    Article  CAS  Google Scholar 

  15. Meyer L, Kronschläger M, Wegener A: Schleimpflug photography detects alterations in corneal density and thickness in patients with dry eye disease. Ophthalmologe 2014, 111:914–919.

    Article  CAS  Google Scholar 

  16. Fujimoto K, Inomata T, Okumura Y, Iwata N, Fujio K, Eguchi A, Nagino K, Shokirova H, Karasawa M, Murakami A: Comparison of corneal thickness in patients with dry eye disease using the Pentacam rotating Scheimpflug camera and anterior segment optical coherence tomography. PLoS One 2020, 15:e0228567.

    Article  CAS  Google Scholar 

  17. Zemova E, Eppig T, Seitz B, Toropygin S, Arnold S, Langenbucher A, Gräber S, Szentmáry N: Interaction between topographic/tomographic parameters and dry eye disease in keratoconus patients. Curr Eye Res 2014, 39:1–8.

    Article  Google Scholar 

  18. Çıçek A, Ataş M, Arslan ME, Çobanoğlu H, Vural E, Alabay B: Does Corneal Collagen Cross-Linking Effect the Repeatability and Reliability of Scheimpflug Imaging in Keratoconus? Turkiye Klinikleri J Med Sci 2020, 40:141–147.

    Article  Google Scholar 

  19. Wolffsohn JS, Arita R, Chalmers R, Djalilian A, Dogru M, Dumbleton K, Gupta PK, Karpecki P, Lazreg S, Pult H: TFOS DEWS II diagnostic methodology report. Ocul Surf 2017, 15:539–574.

    Article  Google Scholar 

  20. Viso E, Rodríguez-Ares MT, Abelenda D, Oubina B, Gude F: Prevalence of asymptomatic and symptomatic meibomian gland dysfunction in the general population of Spain. Invest Ophthalmol Vis Sci 2012, 53:2601–2606.

    Article  Google Scholar 

Download references


The author thanks to Sedat Arikan, M.D for his efforts in the cross-check of the results.


The author received no financial support for the research, authorship, and/or publication of this article.

Author information

Authors and Affiliations



S.G designed the study, collected the data, drafted the manuscript, and created the tables. The author(s) read and approved the final manuscript.

Corresponding author

Correspondence to Soner Guven.

Ethics declarations

Ethics approval and consent to participate

All procedures performed in studies involving human participants were in accordance with the ethical standards of the institutional and/or national research committee and with the 1964 Helsinki Declaration and its later amendments or comparable ethical standards. Kayseri City Hospital Clinical Research and Clinical Investigations Ethical Committee, Kayseri, Turkey approved the study. Local Ethical Committee approval number is: 2020 − 251. Written informed consent was obtained from all individual participants included in the study.

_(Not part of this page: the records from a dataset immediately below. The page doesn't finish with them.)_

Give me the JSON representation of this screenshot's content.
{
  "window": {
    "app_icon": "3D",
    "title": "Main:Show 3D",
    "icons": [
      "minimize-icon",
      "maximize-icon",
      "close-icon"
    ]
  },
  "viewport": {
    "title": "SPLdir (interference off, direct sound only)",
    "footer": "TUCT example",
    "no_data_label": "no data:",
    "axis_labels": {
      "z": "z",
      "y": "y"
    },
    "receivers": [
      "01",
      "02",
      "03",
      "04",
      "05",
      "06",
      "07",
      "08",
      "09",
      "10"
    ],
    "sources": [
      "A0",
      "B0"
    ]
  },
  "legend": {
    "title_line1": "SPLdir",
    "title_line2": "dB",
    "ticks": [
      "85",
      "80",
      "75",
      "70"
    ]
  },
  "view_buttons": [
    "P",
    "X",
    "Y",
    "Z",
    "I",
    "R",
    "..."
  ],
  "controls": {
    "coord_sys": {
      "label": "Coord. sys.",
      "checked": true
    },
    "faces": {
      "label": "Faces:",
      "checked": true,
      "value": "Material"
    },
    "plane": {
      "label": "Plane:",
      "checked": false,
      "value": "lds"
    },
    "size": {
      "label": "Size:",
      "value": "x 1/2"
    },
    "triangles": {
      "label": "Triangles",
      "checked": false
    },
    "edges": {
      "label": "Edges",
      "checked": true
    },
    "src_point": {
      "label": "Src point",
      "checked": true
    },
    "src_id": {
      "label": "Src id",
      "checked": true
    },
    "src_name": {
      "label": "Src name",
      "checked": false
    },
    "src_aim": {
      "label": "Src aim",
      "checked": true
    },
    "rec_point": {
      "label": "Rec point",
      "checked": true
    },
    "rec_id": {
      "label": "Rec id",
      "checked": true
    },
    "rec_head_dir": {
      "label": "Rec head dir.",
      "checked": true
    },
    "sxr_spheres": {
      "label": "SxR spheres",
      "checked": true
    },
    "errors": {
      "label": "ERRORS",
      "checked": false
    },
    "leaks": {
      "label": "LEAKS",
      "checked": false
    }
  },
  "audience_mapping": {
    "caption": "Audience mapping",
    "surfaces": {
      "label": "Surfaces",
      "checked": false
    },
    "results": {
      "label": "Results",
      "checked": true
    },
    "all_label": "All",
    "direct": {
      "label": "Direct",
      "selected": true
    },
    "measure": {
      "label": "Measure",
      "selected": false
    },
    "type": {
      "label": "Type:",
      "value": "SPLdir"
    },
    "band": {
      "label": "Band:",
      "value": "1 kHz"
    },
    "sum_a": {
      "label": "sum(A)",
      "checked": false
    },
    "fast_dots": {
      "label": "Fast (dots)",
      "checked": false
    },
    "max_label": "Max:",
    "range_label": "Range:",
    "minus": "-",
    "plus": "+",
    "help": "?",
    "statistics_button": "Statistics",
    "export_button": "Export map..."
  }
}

Consent for publication

Not applicable.

Competing interests

The author declares that there are no competing interests.

Additional information

Publisher’s Note

Springer Nature remains neutral with regard to jurisdictional claims in published maps and institutional affiliations.

Rights and permissions

Open Access This article is licensed under a Creative Commons Attribution 4.0 International License, which permits use, sharing, adaptation, distribution and reproduction in any medium or format, as long as you give appropriate credit to the original author(s) and the source, provide a link to the Creative Commons licence, and indicate if changes were made. The images or other third party material in this article are included in the article's Creative Commons licence, unless indicated otherwise in a credit line to the material. If material is not included in the article's Creative Commons licence and your intended use is not permitted by statutory regulation or exceeds the permitted use, you will need to obtain permission directly from the copyright holder. To view a copy of this licence, visit The Creative Commons Public Domain Dedication waiver ( applies to the data made available in this article, unless otherwise stated in a credit line to the data.

Reprints and Permissions

About this article

Check for updates. Verify currency and authenticity via CrossMark

Cite this article

Guven, S. The repeatability of corneal topography measurements in severe Dry Eye disease. BMC Ophthalmol 22, 306 (2022).

Download citation

  • Received:

  • Accepted:

  • Published:

  • DOI:


  • Corneal topography
  • Repeatability
  • Pentacam
  • Severe dry eye disease